The University of New Mexico Health Sciences Center has made significant strides in increasing the diversity of its academic faculty in the wake of a two-year mentoring program, a new report has found.
In the UNM School of Medicine, 27 percent of the faculty were faculty of color in 2016, as opposed to just 16 percent in 2002, according the status report presented Tuesday at a luncheon recognizing the participants in a pilot project for Advancing Institutional Mentoring Excellence (AIME).
The status report also found that 53 percent of tenure-track associate professors are faculty of color, as are 46 percent of tenure-track assistant professors.
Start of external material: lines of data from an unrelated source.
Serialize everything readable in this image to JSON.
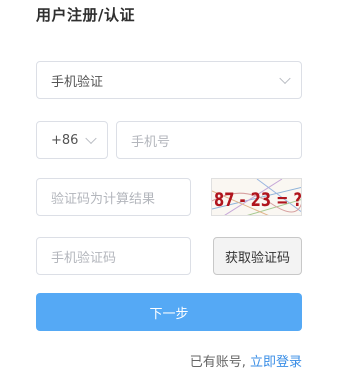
{
  "title": "用户注册/认证",
  "form": {
    "method_select": {
      "value": "手机验证"
    },
    "country_code": {
      "value": "+86"
    },
    "phone": {
      "placeholder": "手机号"
    },
    "captcha_input": {
      "placeholder": "验证码为计算结果"
    },
    "captcha_image": {
      "text": "87 - 23 = ?"
    },
    "sms_code": {
      "placeholder": "手机验证码"
    },
    "get_code_button": "获取验证码",
    "next_button": "下一步"
  },
  "footer": {
    "prompt": "已有账号,",
    "login_link": "立即登录"
  },
  "colors": {
    "primary": "#55a9f5",
    "link": "#3a8ee6",
    "captcha_text": "#b0141d"
  }
}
And overall, 43 percent of all tenure track faculty were female in 2016, compared to 30 percent in 2002.
The AIME mentoring program was crafted under the guidance of Valerie Romero-Leggott, MD, vice chancellor for diversity, and Margaret Montoya, an emerita professor at the UNM School of Law and a visiting professor in the Department of Family & Community Medicine.
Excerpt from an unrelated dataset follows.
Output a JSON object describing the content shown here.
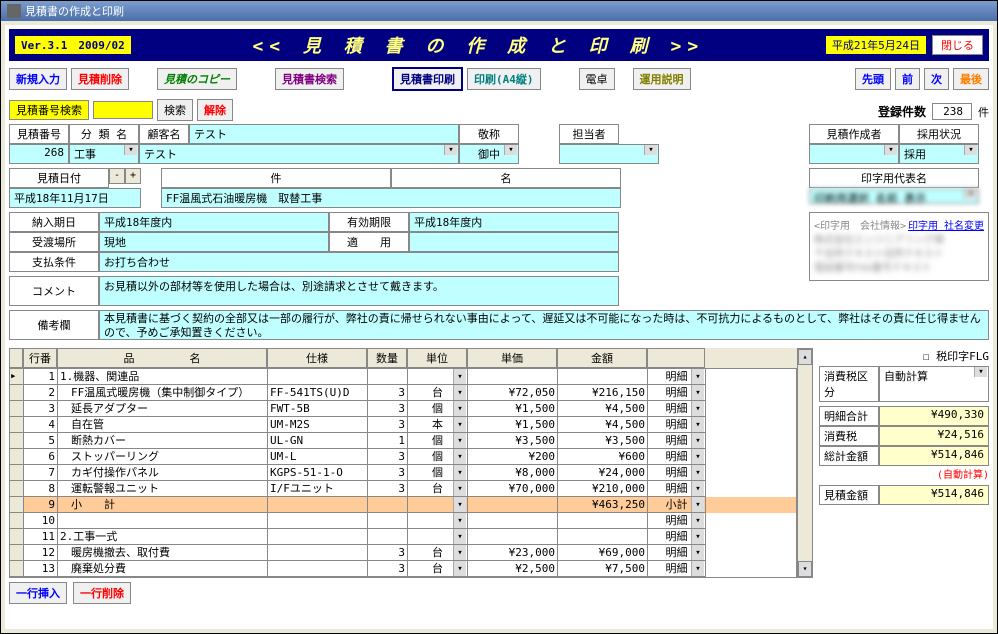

“This is a time in our country when we’re really grappling with diversity and race issues,” Romero-Leggott said. “Our greatest strengths will always be the diversity of our people.”
The AIME project emerged from a years-long effort to improve faculty diversity at the Health Sciences Center.
“Back in 2012 we changed our strategic plan and vision as an institution and decided that we would make more progress in health and health equity than any other institution,” said Richard S. Larson, MD, PhD, the Health Sciences Center’s executive vice chancellor.
“At the same time, we wanted the faculty to reflect the state’s diversity,” he said. Mentoring improves a faculty member’s chances of success, which is the best predictor of whether they will stay at the university, Larson added.
The program paired 14 faculty members of color with 24 mentors with the aim of helping them rise into senior leadership positions.
Martha McGrew, MD, the School of Medicine’s executive vice dean, told of how much she learned from the experience of mentoring Karissa Culbreath, PhD, an associate professor in the Department of Pathology.
McGrew defined the mentor’s primary role as “sponsoring” their mentee and helping them to identify opportunities. “Be a sponsor – really be active with your mentee,” she urged her fellow mentors. “Be vulnerable. We’re used to being experts, but be vulnerable, vulnerable, vulnerable.”
Culbreath described the experience as “incredibly valuable.” Conversations with mentors and mentees ‘Created some of the most honest conversation regarding race and academic life that I have ever experienced,” she said. “It was truly invigorating to know that the institution as willing to have the difficult conversations necessary to create an inclusive and empowering environment for faculty of color.”
Going forward, the status report recommended that the Health Sciences Center “fine-tune” its employment practices to increase the recruitment and hiring of Native American and African American faculty, whose numbers remain low.
The report also suggested expanding existing mentoring programs and create toolkits based on the AIME curriculum to help facilitate discussions about cross-cultural communication, identity, cognitive diversity and unconscious bias.
“We’re continuing to see what the next evolution of AIME will be at the institution,” Romero-Leggott said.